This experience allowed vegan activists to engage with an open-minded audience and a target demographic (millennials, ages 15–35) in conversations on veganism and animal rights and welfare.
- To encourage people to take part in open discussions about subjects relating to animal exploitation and veganism
- To motivate people to become vegan
- To target millennials — a key demographic known to be highly receptive to the vegan message
people reached over 48 hours
watched full video footage
pieces of literature distributed
Vegan volunteers set up weekly video outreach paid-per-view (PPV) events at University of Latvia, Riga, over a three-month period. College campuses are an excellent location to reach millennials, who have proved to be most receptive to the vegan message.
Activists selected Farm to Fridge, a popular vegan short film by Mercy For Animals, with Latvian translation. (Check out VegFund’s recommended short videos for additional popular choices within the vegan activist community.)
The video was shown on three digital mobile tablets on stands with six headphone sets. Each week, an average of 33 people watched the full 4-minute video and received a vegan candy bar in exchange for doing so. The activists purchased approximately 500 vegan candy bars for the event at a cost of $200.
Five hundred people were reached during the 48 hours of vegan outreach activity. Of this total, 293 watched the full 4-minutes of video footage.
Most of the audience consisted of students and professors who were open-minded and engaged in constructive discussions after watching the video. Many had seen similar videos, and some had already begun making changes to their lifestyles by reducing their consumption of animal products.
This event inspired many viewers to explore the issue further and find out more about veganism. The organizers reported on an overall positive outreach experience.

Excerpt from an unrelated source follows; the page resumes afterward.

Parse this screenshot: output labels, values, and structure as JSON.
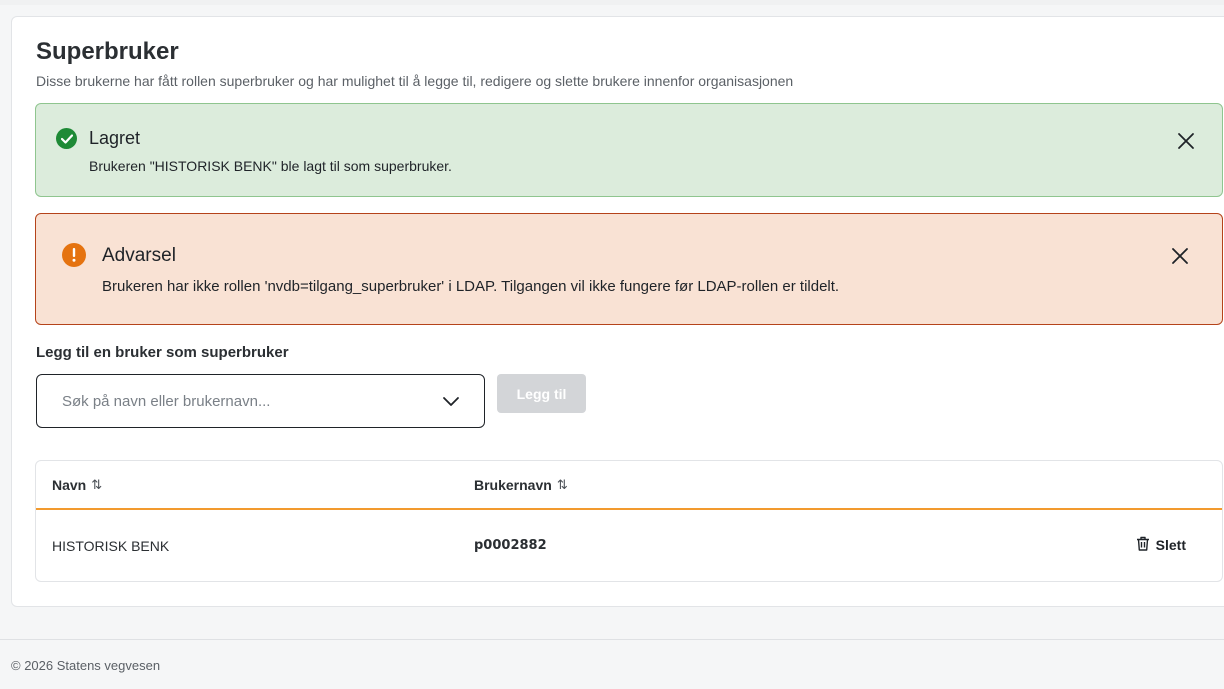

Offering free vegan food as an incentive for watching a short, informative video is an effective great way to introduce people to the harsh realities of the meat, dairy, and egg production systems behind the food we eat.